(Entries from a dataset of interfaces)
- - - - -

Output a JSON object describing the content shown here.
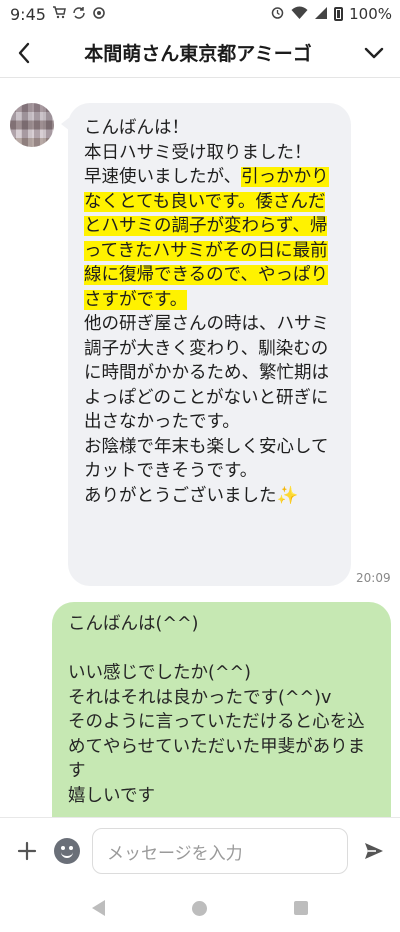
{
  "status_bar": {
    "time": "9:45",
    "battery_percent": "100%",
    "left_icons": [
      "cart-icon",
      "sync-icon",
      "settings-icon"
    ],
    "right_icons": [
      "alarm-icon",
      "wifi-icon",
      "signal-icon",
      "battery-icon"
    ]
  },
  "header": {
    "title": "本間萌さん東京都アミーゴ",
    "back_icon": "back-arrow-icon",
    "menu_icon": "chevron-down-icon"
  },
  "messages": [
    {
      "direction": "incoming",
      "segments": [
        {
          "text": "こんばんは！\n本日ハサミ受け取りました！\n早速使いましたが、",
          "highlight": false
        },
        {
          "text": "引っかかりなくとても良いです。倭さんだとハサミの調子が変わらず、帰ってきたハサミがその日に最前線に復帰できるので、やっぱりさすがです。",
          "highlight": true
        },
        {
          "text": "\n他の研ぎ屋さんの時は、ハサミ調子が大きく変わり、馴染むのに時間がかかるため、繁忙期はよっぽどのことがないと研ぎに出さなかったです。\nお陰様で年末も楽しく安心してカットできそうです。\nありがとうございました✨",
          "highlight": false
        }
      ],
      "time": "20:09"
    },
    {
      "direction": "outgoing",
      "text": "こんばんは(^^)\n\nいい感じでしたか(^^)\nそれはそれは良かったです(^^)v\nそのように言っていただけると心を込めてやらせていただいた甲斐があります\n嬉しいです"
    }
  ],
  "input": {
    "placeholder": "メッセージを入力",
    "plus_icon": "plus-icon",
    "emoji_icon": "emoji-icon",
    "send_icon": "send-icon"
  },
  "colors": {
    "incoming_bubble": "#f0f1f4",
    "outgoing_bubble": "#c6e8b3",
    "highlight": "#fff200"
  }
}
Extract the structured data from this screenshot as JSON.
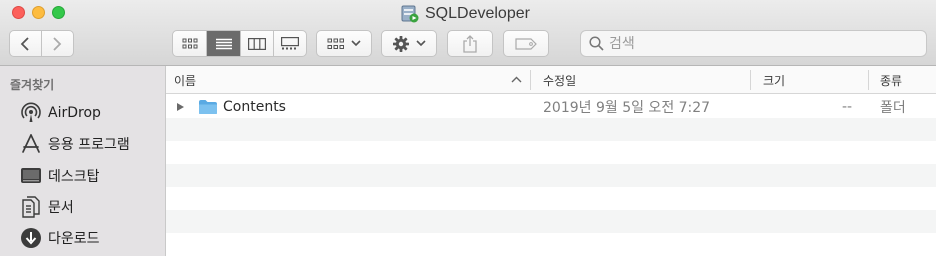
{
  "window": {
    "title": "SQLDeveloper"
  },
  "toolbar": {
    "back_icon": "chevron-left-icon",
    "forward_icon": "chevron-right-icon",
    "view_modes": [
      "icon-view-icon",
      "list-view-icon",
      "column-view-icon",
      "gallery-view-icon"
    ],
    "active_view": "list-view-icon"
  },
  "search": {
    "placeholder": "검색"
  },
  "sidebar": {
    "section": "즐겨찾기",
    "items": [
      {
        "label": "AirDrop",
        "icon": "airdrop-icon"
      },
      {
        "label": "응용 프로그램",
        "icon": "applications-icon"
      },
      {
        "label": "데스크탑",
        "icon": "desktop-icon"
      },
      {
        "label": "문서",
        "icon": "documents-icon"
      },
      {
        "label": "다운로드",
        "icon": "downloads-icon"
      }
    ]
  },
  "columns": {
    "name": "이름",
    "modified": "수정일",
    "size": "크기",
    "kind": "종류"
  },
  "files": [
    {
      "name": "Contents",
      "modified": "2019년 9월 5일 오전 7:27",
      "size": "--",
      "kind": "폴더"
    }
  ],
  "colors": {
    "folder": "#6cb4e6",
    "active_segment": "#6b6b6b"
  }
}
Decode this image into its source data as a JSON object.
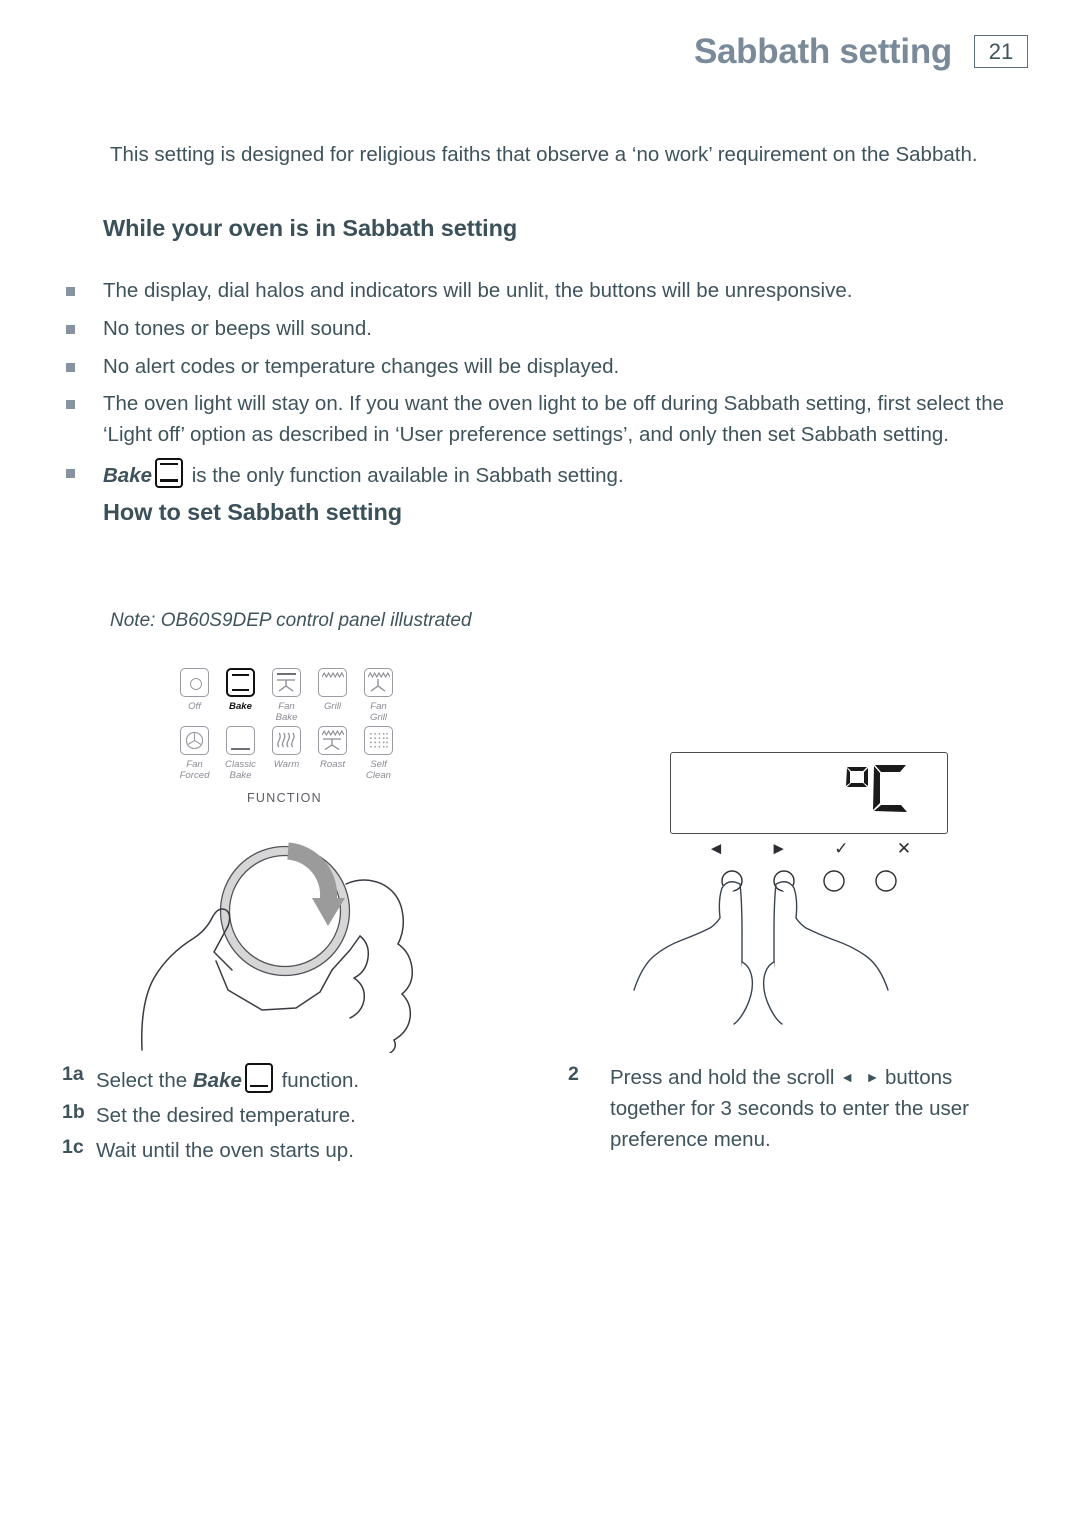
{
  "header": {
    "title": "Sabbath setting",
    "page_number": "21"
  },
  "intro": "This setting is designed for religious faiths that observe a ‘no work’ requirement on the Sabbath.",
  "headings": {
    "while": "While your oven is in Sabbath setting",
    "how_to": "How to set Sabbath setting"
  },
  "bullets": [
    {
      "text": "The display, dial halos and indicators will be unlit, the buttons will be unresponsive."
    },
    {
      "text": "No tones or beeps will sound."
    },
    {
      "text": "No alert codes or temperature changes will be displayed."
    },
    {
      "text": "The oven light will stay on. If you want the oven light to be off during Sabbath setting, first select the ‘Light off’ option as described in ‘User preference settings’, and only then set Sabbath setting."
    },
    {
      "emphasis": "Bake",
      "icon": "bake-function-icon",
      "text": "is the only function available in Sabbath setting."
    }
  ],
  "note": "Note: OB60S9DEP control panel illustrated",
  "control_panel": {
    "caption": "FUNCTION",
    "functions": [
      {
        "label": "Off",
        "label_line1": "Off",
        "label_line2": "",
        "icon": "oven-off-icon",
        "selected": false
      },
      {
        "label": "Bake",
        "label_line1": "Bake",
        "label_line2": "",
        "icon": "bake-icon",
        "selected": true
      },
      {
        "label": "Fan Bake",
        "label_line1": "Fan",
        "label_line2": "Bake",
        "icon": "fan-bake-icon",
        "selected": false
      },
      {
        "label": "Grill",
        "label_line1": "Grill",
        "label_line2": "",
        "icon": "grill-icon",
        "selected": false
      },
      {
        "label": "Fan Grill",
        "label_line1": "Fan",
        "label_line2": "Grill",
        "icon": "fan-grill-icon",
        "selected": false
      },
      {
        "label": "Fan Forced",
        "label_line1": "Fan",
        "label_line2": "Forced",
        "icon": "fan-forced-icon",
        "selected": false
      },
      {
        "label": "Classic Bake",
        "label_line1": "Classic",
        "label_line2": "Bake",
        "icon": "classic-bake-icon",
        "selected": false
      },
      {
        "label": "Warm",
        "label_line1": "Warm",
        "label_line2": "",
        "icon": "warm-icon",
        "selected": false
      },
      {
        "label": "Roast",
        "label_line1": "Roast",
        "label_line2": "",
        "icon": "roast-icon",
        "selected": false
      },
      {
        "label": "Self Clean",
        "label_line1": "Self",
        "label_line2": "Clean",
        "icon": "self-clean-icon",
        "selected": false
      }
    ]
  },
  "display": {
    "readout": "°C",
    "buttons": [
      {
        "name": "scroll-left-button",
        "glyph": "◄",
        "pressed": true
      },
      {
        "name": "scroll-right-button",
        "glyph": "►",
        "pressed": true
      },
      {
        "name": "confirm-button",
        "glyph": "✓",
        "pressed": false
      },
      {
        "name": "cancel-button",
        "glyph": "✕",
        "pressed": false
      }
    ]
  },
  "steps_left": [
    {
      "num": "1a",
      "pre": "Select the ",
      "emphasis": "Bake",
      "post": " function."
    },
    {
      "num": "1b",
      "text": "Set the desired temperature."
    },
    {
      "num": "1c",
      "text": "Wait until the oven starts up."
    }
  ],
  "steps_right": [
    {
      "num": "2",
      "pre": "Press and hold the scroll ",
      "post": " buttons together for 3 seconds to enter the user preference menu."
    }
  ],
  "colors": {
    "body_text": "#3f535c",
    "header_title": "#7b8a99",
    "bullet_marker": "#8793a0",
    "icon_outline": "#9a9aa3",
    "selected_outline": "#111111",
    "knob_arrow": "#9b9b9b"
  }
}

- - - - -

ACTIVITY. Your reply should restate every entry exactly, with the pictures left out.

REPLY TO THE EXERCISE.
Output a JSON object describing the content shown here.
{
  "status_bar": {
    "time": "9:45",
    "battery_percent": "100%",
    "left_icons": [
      "cart-icon",
      "sync-icon",
      "settings-icon"
    ],
    "right_icons": [
      "alarm-icon",
      "wifi-icon",
      "signal-icon",
      "battery-icon"
    ]
  },
  "header": {
    "title": "本間萌さん東京都アミーゴ",
    "back_icon": "back-arrow-icon",
    "menu_icon": "chevron-down-icon"
  },
  "messages": [
    {
      "direction": "incoming",
      "segments": [
        {
          "text": "こんばんは！\n本日ハサミ受け取りました！\n早速使いましたが、",
          "highlight": false
        },
        {
          "text": "引っかかりなくとても良いです。倭さんだとハサミの調子が変わらず、帰ってきたハサミがその日に最前線に復帰できるので、やっぱりさすがです。",
          "highlight": true
        },
        {
          "text": "\n他の研ぎ屋さんの時は、ハサミ調子が大きく変わり、馴染むのに時間がかかるため、繁忙期はよっぽどのことがないと研ぎに出さなかったです。\nお陰様で年末も楽しく安心してカットできそうです。\nありがとうございました✨",
          "highlight": false
        }
      ],
      "time": "20:09"
    },
    {
      "direction": "outgoing",
      "text": "こんばんは(^^)\n\nいい感じでしたか(^^)\nそれはそれは良かったです(^^)v\nそのように言っていただけると心を込めてやらせていただいた甲斐があります\n嬉しいです"
    }
  ],
  "input": {
    "placeholder": "メッセージを入力",
    "plus_icon": "plus-icon",
    "emoji_icon": "emoji-icon",
    "send_icon": "send-icon"
  },
  "colors": {
    "incoming_bubble": "#f0f1f4",
    "outgoing_bubble": "#c6e8b3",
    "highlight": "#fff200"
  }
}
Extract the structured data from this screenshot as JSON.
{
  "window": {
    "title": "SQLDeveloper"
  },
  "toolbar": {
    "back_icon": "chevron-left-icon",
    "forward_icon": "chevron-right-icon",
    "view_modes": [
      "icon-view-icon",
      "list-view-icon",
      "column-view-icon",
      "gallery-view-icon"
    ],
    "active_view": "list-view-icon"
  },
  "search": {
    "placeholder": "검색"
  },
  "sidebar": {
    "section": "즐겨찾기",
    "items": [
      {
        "label": "AirDrop",
        "icon": "airdrop-icon"
      },
      {
        "label": "응용 프로그램",
        "icon": "applications-icon"
      },
      {
        "label": "데스크탑",
        "icon": "desktop-icon"
      },
      {
        "label": "문서",
        "icon": "documents-icon"
      },
      {
        "label": "다운로드",
        "icon": "downloads-icon"
      }
    ]
  },
  "columns": {
    "name": "이름",
    "modified": "수정일",
    "size": "크기",
    "kind": "종류"
  },
  "files": [
    {
      "name": "Contents",
      "modified": "2019년 9월 5일 오전 7:27",
      "size": "--",
      "kind": "폴더"
    }
  ],
  "colors": {
    "folder": "#6cb4e6",
    "active_segment": "#6b6b6b"
  }
}
Decode this image into its source data as a JSON object.
{
  "header": {
    "title": "Sabbath setting",
    "page_number": "21"
  },
  "intro": "This setting is designed for religious faiths that observe a ‘no work’ requirement on the Sabbath.",
  "headings": {
    "while": "While your oven is in Sabbath setting",
    "how_to": "How to set Sabbath setting"
  },
  "bullets": [
    {
      "text": "The display, dial halos and indicators will be unlit, the buttons will be unresponsive."
    },
    {
      "text": "No tones or beeps will sound."
    },
    {
      "text": "No alert codes or temperature changes will be displayed."
    },
    {
      "text": "The oven light will stay on. If you want the oven light to be off during Sabbath setting, first select the ‘Light off’ option as described in ‘User preference settings’, and only then set Sabbath setting."
    },
    {
      "emphasis": "Bake",
      "icon": "bake-function-icon",
      "text": "is the only function available in Sabbath setting."
    }
  ],
  "note": "Note: OB60S9DEP control panel illustrated",
  "control_panel": {
    "caption": "FUNCTION",
    "functions": [
      {
        "label": "Off",
        "label_line1": "Off",
        "label_line2": "",
        "icon": "oven-off-icon",
        "selected": false
      },
      {
        "label": "Bake",
        "label_line1": "Bake",
        "label_line2": "",
        "icon": "bake-icon",
        "selected": true
      },
      {
        "label": "Fan Bake",
        "label_line1": "Fan",
        "label_line2": "Bake",
        "icon": "fan-bake-icon",
        "selected": false
      },
      {
        "label": "Grill",
        "label_line1": "Grill",
        "label_line2": "",
        "icon": "grill-icon",
        "selected": false
      },
      {
        "label": "Fan Grill",
        "label_line1": "Fan",
        "label_line2": "Grill",
        "icon": "fan-grill-icon",
        "selected": false
      },
      {
        "label": "Fan Forced",
        "label_line1": "Fan",
        "label_line2": "Forced",
        "icon": "fan-forced-icon",
        "selected": false
      },
      {
        "label": "Classic Bake",
        "label_line1": "Classic",
        "label_line2": "Bake",
        "icon": "classic-bake-icon",
        "selected": false
      },
      {
        "label": "Warm",
        "label_line1": "Warm",
        "label_line2": "",
        "icon": "warm-icon",
        "selected": false
      },
      {
        "label": "Roast",
        "label_line1": "Roast",
        "label_line2": "",
        "icon": "roast-icon",
        "selected": false
      },
      {
        "label": "Self Clean",
        "label_line1": "Self",
        "label_line2": "Clean",
        "icon": "self-clean-icon",
        "selected": false
      }
    ]
  },
  "display": {
    "readout": "°C",
    "buttons": [
      {
        "name": "scroll-left-button",
        "glyph": "◄",
        "pressed": true
      },
      {
        "name": "scroll-right-button",
        "glyph": "►",
        "pressed": true
      },
      {
        "name": "confirm-button",
        "glyph": "✓",
        "pressed": false
      },
      {
        "name": "cancel-button",
        "glyph": "✕",
        "pressed": false
      }
    ]
  },
  "steps_left": [
    {
      "num": "1a",
      "pre": "Select the ",
      "emphasis": "Bake",
      "post": " function."
    },
    {
      "num": "1b",
      "text": "Set the desired temperature."
    },
    {
      "num": "1c",
      "text": "Wait until the oven starts up."
    }
  ],
  "steps_right": [
    {
      "num": "2",
      "pre": "Press and hold the scroll ",
      "post": " buttons together for 3 seconds to enter the user preference menu."
    }
  ],
  "colors": {
    "body_text": "#3f535c",
    "header_title": "#7b8a99",
    "bullet_marker": "#8793a0",
    "icon_outline": "#9a9aa3",
    "selected_outline": "#111111",
    "knob_arrow": "#9b9b9b"
  }
}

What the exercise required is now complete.